Barriers/Challenges: As all projects we encountered some challenges, which we have either already overcome or have made much progress in overcoming. Challenges encountered include: 1. Our original subcontracting procedure and disbursement of funding proved to be disruptive due to lack of clarity. With support from the funder we reorganized the contractual structure, with each agency receiving their own award. 2. Communication was affected by this and delayed our progress, requiring us to request and receive a no cost extension. We made up nearly all deliverables, mostly even exceeding the proposed numbers in most target groups except for surveys from women with breast cancer.

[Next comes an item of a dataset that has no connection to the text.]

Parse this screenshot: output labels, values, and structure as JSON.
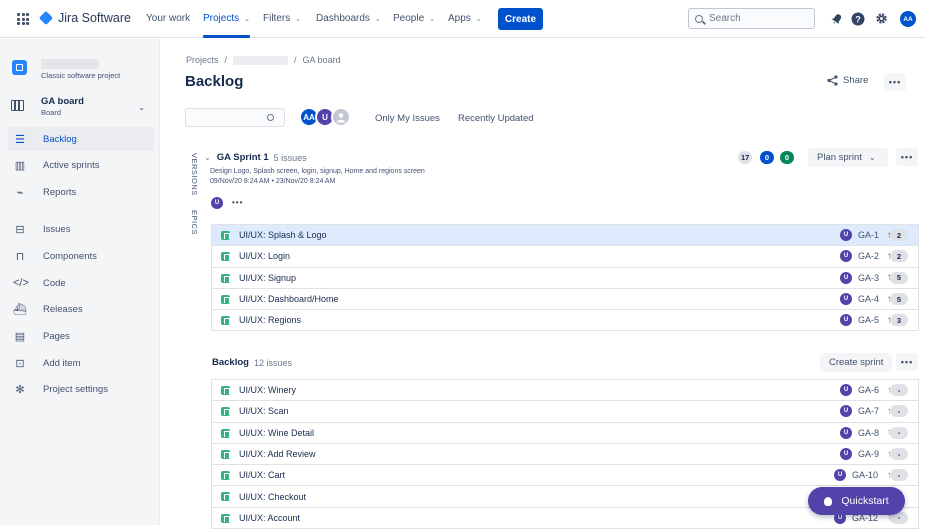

Major Accomplishments: Our major accomplishments include successfully obtaining local support for the project; reaching and exceeding our qualitative key informant interview numbers in each proposed strata (N=39) as well as focus group numbers (17 FGs with 86 persons) and 279 completed surveys; in addition, we have a peer review paper in final revisions in Cancer Medicine laying out the premise of our study as well as 11 presentations at national meetings as well as a report on local product use and health risk; all of which were received with much excitement and interest. In addition we used the qualitative data to developed questions around the importance of hair to Black women and men and are in the process to developing a Black culture and hair scale as this is lacking in the literature.

Future plans: In general, the decision was made to go forward with a future application to the California Breast Cancer Research Program this coming (2016) application cycle. We are in the process of figuring out details of the intervention approach aligned with the recommendations of our respondents as well as a final partnership model. We plan to continue meeting and will continue with dissemination of our findings to both professional and local community audiences; and to report our results back to the community that supported us in this important work


A review of hair product use on breast cancer risk in African American women doi: 10.1002/cam4.613
Periodical:Cancer Medicine
Index Medicus:
Authors: Stiel L., Adkins-Jackson P.B., Clark P., Mitchell E., Montgomery S.
Yr: 2016 Vol: 5 Nbr: Abs: Pg:597-604